“Are you catching a flight to Yogya this morning?” he asked after a while.
“Yes,” I said, “at 8 o’clock.”
“You know,” he said, smiling again, “I am also catching a flight at 8 o’clock. I’m going to Jakarta for business. I have a rental car and could give you a ride to the airport if you want.”
I wasn’t too keen on getting in the car with a man I met not ten minutes before. A few red flags went off as lessons from elementary school entered my brain.
“Oh, you don’t have to,” I said, trying to be polite. “I can just take the hotel shuttle; I don’t want to inconvenience you.”
“Actually, Miss,” the receptionist said from the counter, “the shuttle has a flat tire and will be late. We just got a call from the driver. You should go with this man if you want to get there in time for your flight.”
Once again, I was in a position that I didn’t really want to be in. But the receptionist was right; if I wanted to make my flight, I had to go with the man who had the car.
“Ok,” I said, hoping that I wouldn’t regret my decision.
“Great,” the man said. “They’re just bringing the car around now; we can leave in a few minutes.”
Sure enough, a bright orange SUV came out from the back of the hotel and parked right where the five men had been loitering the night before. We got up and my newest acquaintance led the way to the car. He opened the front door for me, then put my suitcase in the back and climbed in the driver’s seat. We were off.
“This is a rental,” the businessman exclaimed after a few moments of silence. “A rental! Can you imagine? This must be a brand new car, a year old at most, and it’s a rental!”
It was a fairly nice car, I had to agree, and since I didn’t really want to give the wrong impression to the man who controlled my fate that morning, I smiled and nodded that yes, it was astonishing.
“And such a good color!” he continued. The car was an orangey-red color, a bit like a not quite ripe tomato. It wasn’t exactly my favorite color in the world, especially for a car, but again, not wanting to be disrespectful, I mumbled something in agreement.
The businessman was completely satisfied with my answers, it seemed, for he continued to exclaim about his steal of a rental car all the way to the airport.
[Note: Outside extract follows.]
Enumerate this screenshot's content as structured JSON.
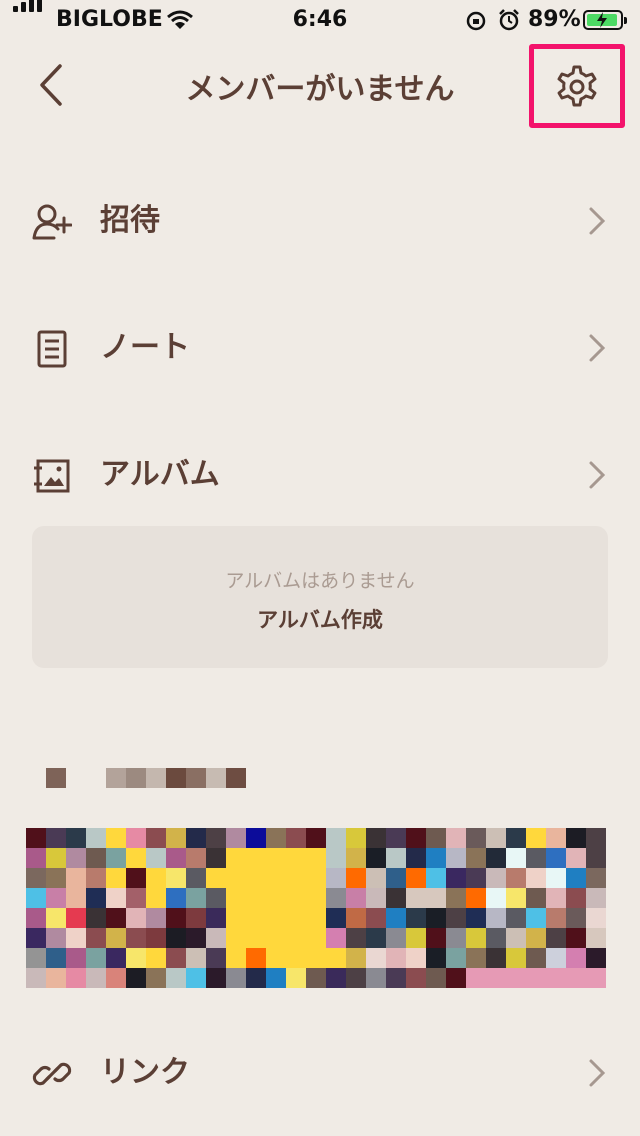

“I’m going to drop you off first,” he said as we turned in the gate. “I want you to be able to get to your flight, and dropping the car off might take some time.”
I could do nothing but agree, since the man was already giving me a ride to the airport. We pulled into departures and climbed out. He took my bags out and handed them to me, then said goodbye and drove off to deliver the car. I went into the airport, astonished that everything had gone smoothly for a second time in twelve hours. I checked in and went to my gate to wait for the flight. About ten minutes after sitting down, the businessman rounded a bend in the hallway and came towards me.
“Everything go ok?” he asked, still smiling.
“Yes, thank you,” I replied. “Everything was really easy. I think my flight leaves in about half an hour.”
“Good!” he said. An announcement crackled over the loudspeaker. “Oh, that’s my flight,” said the man. “It’s boarding; I had better go.”
“Oh, ok. Thank you again for the ride,” I said.
“No worries,” he replied. “Once I realized you were alone, I kept thinking about how I would feel if my daughter were travelling to the other side of the world by herself. I would want someone to help her, and so now I am helping you. It’s part of being human!”
Another announcement crackled over the loudspeaker. “I really must be going. Welcome to Indonesia, and safe journey.” He smiled at me, shook my hand, and wished me the best of luck, whether we met up again or not. And with that, he turned around and walked off to find his gate.
That was the first thing I learned about Indonesia, that there was more to it than meets the eye.
It was then that I realized I had forgotten to ask the man’s name.